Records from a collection
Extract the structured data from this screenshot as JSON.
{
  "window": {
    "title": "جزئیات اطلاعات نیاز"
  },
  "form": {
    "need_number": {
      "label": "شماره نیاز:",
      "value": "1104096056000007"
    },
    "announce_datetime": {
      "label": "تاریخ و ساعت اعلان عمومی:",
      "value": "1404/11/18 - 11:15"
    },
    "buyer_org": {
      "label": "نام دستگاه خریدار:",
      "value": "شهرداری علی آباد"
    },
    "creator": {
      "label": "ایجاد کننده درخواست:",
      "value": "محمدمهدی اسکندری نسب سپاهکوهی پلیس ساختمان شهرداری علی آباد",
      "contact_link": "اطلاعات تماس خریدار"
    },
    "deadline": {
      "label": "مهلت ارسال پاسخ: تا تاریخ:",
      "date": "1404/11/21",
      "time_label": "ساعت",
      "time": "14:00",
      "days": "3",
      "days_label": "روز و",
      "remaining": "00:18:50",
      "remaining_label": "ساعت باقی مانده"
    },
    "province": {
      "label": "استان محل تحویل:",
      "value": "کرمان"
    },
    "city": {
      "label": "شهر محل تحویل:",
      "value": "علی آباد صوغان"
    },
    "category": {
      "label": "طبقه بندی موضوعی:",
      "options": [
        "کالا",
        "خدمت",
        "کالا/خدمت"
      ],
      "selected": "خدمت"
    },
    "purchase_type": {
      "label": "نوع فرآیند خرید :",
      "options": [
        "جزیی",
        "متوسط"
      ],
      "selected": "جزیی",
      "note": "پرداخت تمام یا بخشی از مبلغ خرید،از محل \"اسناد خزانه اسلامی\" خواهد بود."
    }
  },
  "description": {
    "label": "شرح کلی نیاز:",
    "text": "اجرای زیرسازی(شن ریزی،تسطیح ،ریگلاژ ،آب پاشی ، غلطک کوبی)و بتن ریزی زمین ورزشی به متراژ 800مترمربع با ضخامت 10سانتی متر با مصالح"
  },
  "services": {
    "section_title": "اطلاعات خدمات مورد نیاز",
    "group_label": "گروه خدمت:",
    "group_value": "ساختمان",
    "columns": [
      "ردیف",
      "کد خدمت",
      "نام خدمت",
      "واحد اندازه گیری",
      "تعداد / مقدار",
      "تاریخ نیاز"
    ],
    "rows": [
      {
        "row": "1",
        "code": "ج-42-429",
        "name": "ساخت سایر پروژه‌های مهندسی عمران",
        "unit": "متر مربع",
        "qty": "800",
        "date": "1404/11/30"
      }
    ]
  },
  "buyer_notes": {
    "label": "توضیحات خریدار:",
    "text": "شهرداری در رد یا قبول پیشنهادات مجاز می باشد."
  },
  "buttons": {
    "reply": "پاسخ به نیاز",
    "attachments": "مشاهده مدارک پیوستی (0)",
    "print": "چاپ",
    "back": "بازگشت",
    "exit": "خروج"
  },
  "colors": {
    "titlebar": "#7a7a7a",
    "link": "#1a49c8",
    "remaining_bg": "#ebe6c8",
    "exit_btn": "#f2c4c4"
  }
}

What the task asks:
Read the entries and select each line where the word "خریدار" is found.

Response to the exercise:
      "label": "نام دستگاه خریدار:",
      "contact_link": "اطلاعات تماس خریدار"
    "label": "توضیحات خریدار:",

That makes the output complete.